What Are the Symptoms of Achondroplasia?
Many people ask, "What are the symptoms of achondroplasia?" The most common symptom of achondroplasia is dwarfism. Other common symptoms of achondroplasia include: an average-size trunk, short arms and legs, and an enlarged head.
Achondroplasia is a bone growth disorder. Although achondroplasia literally means "without cartilage formation," the problem is not the forming of cartilage. The problem occurs when the cartilage has difficulty converting to bone, especially in the long bones of the arms and legs.
All people with achondroplasia have a short stature. The average height of an adult male with achondroplasia is 131 centimeters (52 inches, or 4 feet 4 inches), and the average height of an adult female with achondroplasia is 124 centimeters (49 inches, or 4 feet 1 inch).
Characteristic symptoms of achondroplasia include:
- An average-size trunk.
- Short arms and legs with particularly short upper arms and thighs.
- An enlarged head (macrocephaly) with a prominent forehead.
- Fingers are typically short. The ring finger and middle finger may diverge, giving the hand a three-pronged (trident) appearance.

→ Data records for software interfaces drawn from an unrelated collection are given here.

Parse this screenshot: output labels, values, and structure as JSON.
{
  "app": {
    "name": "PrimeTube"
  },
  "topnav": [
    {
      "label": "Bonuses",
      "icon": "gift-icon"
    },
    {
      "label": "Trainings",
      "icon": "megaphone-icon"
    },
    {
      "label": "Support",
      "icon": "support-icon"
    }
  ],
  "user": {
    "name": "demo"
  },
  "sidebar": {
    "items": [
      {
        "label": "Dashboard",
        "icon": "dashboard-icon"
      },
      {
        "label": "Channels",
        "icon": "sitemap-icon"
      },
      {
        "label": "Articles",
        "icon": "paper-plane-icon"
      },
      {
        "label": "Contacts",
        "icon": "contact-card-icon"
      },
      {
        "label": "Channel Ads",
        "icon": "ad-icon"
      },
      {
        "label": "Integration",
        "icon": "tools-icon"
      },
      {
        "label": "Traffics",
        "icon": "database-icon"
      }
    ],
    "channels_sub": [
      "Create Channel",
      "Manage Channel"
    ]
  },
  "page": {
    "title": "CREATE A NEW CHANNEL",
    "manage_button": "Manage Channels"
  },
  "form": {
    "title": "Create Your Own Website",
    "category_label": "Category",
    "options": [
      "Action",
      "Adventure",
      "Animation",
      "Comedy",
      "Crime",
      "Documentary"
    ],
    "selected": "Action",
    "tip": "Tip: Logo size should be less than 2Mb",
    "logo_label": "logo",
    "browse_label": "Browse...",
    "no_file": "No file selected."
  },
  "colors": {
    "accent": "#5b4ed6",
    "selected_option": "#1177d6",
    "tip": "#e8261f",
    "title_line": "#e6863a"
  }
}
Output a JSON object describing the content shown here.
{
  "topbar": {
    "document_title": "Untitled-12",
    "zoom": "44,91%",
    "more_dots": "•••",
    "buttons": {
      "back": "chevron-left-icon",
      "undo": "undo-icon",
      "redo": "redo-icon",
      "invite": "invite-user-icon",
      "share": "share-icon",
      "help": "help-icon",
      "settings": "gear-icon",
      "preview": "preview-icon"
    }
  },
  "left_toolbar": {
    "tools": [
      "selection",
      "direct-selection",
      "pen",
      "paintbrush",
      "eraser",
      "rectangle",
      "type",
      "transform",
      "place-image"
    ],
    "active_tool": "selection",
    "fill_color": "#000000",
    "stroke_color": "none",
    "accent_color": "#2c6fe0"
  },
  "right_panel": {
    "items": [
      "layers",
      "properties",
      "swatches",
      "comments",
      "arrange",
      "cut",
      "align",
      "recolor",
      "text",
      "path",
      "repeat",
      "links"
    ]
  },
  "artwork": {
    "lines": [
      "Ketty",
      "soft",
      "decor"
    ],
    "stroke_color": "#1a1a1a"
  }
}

People with achondroplasia are generally of normal intelligence.